» Data for this task
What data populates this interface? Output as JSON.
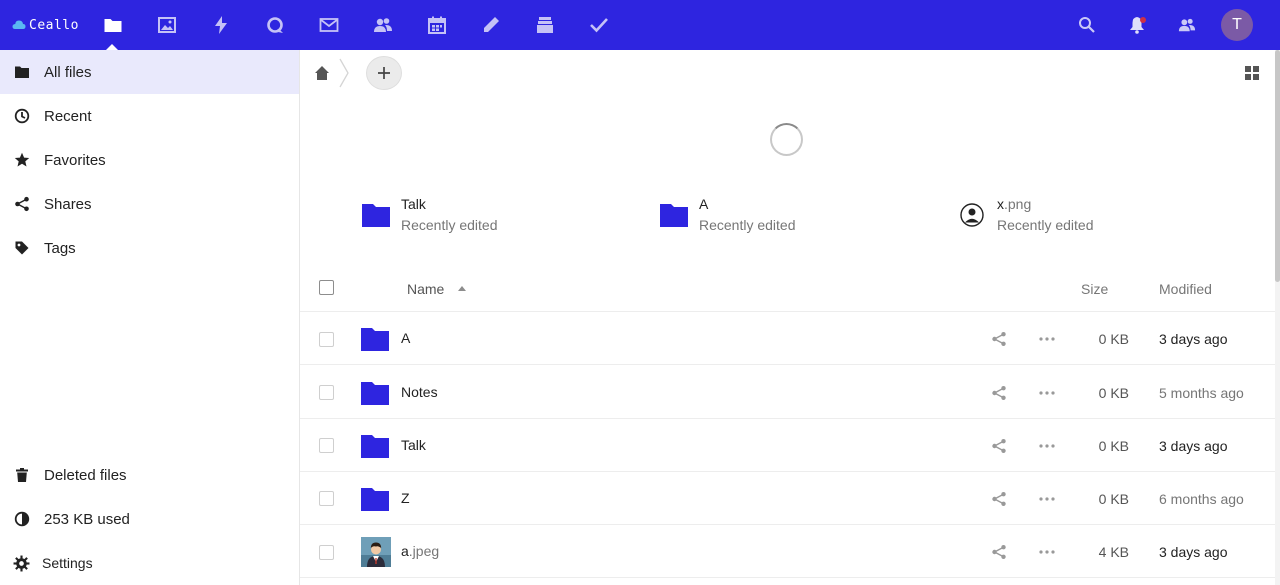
{
  "header": {
    "brand": "Ceallo",
    "apps": [
      {
        "icon": "files-icon",
        "name": "Files"
      },
      {
        "icon": "photos-icon",
        "name": "Photos"
      },
      {
        "icon": "activity-icon",
        "name": "Activity"
      },
      {
        "icon": "talk-icon",
        "name": "Talk"
      },
      {
        "icon": "mail-icon",
        "name": "Mail"
      },
      {
        "icon": "contacts-icon",
        "name": "Contacts"
      },
      {
        "icon": "calendar-icon",
        "name": "Calendar"
      },
      {
        "icon": "notes-icon",
        "name": "Notes"
      },
      {
        "icon": "deck-icon",
        "name": "Deck"
      },
      {
        "icon": "tasks-icon",
        "name": "Tasks"
      }
    ],
    "avatar_initial": "T"
  },
  "sidebar": {
    "items": [
      {
        "label": "All files",
        "icon": "folder-icon"
      },
      {
        "label": "Recent",
        "icon": "clock-icon"
      },
      {
        "label": "Favorites",
        "icon": "star-icon"
      },
      {
        "label": "Shares",
        "icon": "share-icon"
      },
      {
        "label": "Tags",
        "icon": "tag-icon"
      }
    ],
    "bottom": {
      "deleted": "Deleted files",
      "quota": "253 KB used",
      "settings": "Settings"
    }
  },
  "recent": [
    {
      "name": "Talk",
      "ext": "",
      "sub": "Recently edited",
      "type": "folder"
    },
    {
      "name": "A",
      "ext": "",
      "sub": "Recently edited",
      "type": "folder"
    },
    {
      "name": "x",
      "ext": ".png",
      "sub": "Recently edited",
      "type": "image"
    }
  ],
  "table": {
    "columns": {
      "name": "Name",
      "size": "Size",
      "modified": "Modified"
    },
    "rows": [
      {
        "name": "A",
        "ext": "",
        "size": "0 KB",
        "modified": "3 days ago",
        "type": "folder"
      },
      {
        "name": "Notes",
        "ext": "",
        "size": "0 KB",
        "modified": "5 months ago",
        "type": "folder"
      },
      {
        "name": "Talk",
        "ext": "",
        "size": "0 KB",
        "modified": "3 days ago",
        "type": "folder"
      },
      {
        "name": "Z",
        "ext": "",
        "size": "0 KB",
        "modified": "6 months ago",
        "type": "folder"
      },
      {
        "name": "a",
        "ext": ".jpeg",
        "size": "4 KB",
        "modified": "3 days ago",
        "type": "image"
      }
    ]
  },
  "colors": {
    "brand": "#2e25e0",
    "active_nav": "#e9e9fc",
    "folder": "#2e25e0"
  }
}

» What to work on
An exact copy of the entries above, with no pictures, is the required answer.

» Response box
What data populates this interface? Output as JSON.
{
  "header": {
    "brand": "Ceallo",
    "apps": [
      {
        "icon": "files-icon",
        "name": "Files"
      },
      {
        "icon": "photos-icon",
        "name": "Photos"
      },
      {
        "icon": "activity-icon",
        "name": "Activity"
      },
      {
        "icon": "talk-icon",
        "name": "Talk"
      },
      {
        "icon": "mail-icon",
        "name": "Mail"
      },
      {
        "icon": "contacts-icon",
        "name": "Contacts"
      },
      {
        "icon": "calendar-icon",
        "name": "Calendar"
      },
      {
        "icon": "notes-icon",
        "name": "Notes"
      },
      {
        "icon": "deck-icon",
        "name": "Deck"
      },
      {
        "icon": "tasks-icon",
        "name": "Tasks"
      }
    ],
    "avatar_initial": "T"
  },
  "sidebar": {
    "items": [
      {
        "label": "All files",
        "icon": "folder-icon"
      },
      {
        "label": "Recent",
        "icon": "clock-icon"
      },
      {
        "label": "Favorites",
        "icon": "star-icon"
      },
      {
        "label": "Shares",
        "icon": "share-icon"
      },
      {
        "label": "Tags",
        "icon": "tag-icon"
      }
    ],
    "bottom": {
      "deleted": "Deleted files",
      "quota": "253 KB used",
      "settings": "Settings"
    }
  },
  "recent": [
    {
      "name": "Talk",
      "ext": "",
      "sub": "Recently edited",
      "type": "folder"
    },
    {
      "name": "A",
      "ext": "",
      "sub": "Recently edited",
      "type": "folder"
    },
    {
      "name": "x",
      "ext": ".png",
      "sub": "Recently edited",
      "type": "image"
    }
  ],
  "table": {
    "columns": {
      "name": "Name",
      "size": "Size",
      "modified": "Modified"
    },
    "rows": [
      {
        "name": "A",
        "ext": "",
        "size": "0 KB",
        "modified": "3 days ago",
        "type": "folder"
      },
      {
        "name": "Notes",
        "ext": "",
        "size": "0 KB",
        "modified": "5 months ago",
        "type": "folder"
      },
      {
        "name": "Talk",
        "ext": "",
        "size": "0 KB",
        "modified": "3 days ago",
        "type": "folder"
      },
      {
        "name": "Z",
        "ext": "",
        "size": "0 KB",
        "modified": "6 months ago",
        "type": "folder"
      },
      {
        "name": "a",
        "ext": ".jpeg",
        "size": "4 KB",
        "modified": "3 days ago",
        "type": "image"
      }
    ]
  },
  "colors": {
    "brand": "#2e25e0",
    "active_nav": "#e9e9fc",
    "folder": "#2e25e0"
  }
}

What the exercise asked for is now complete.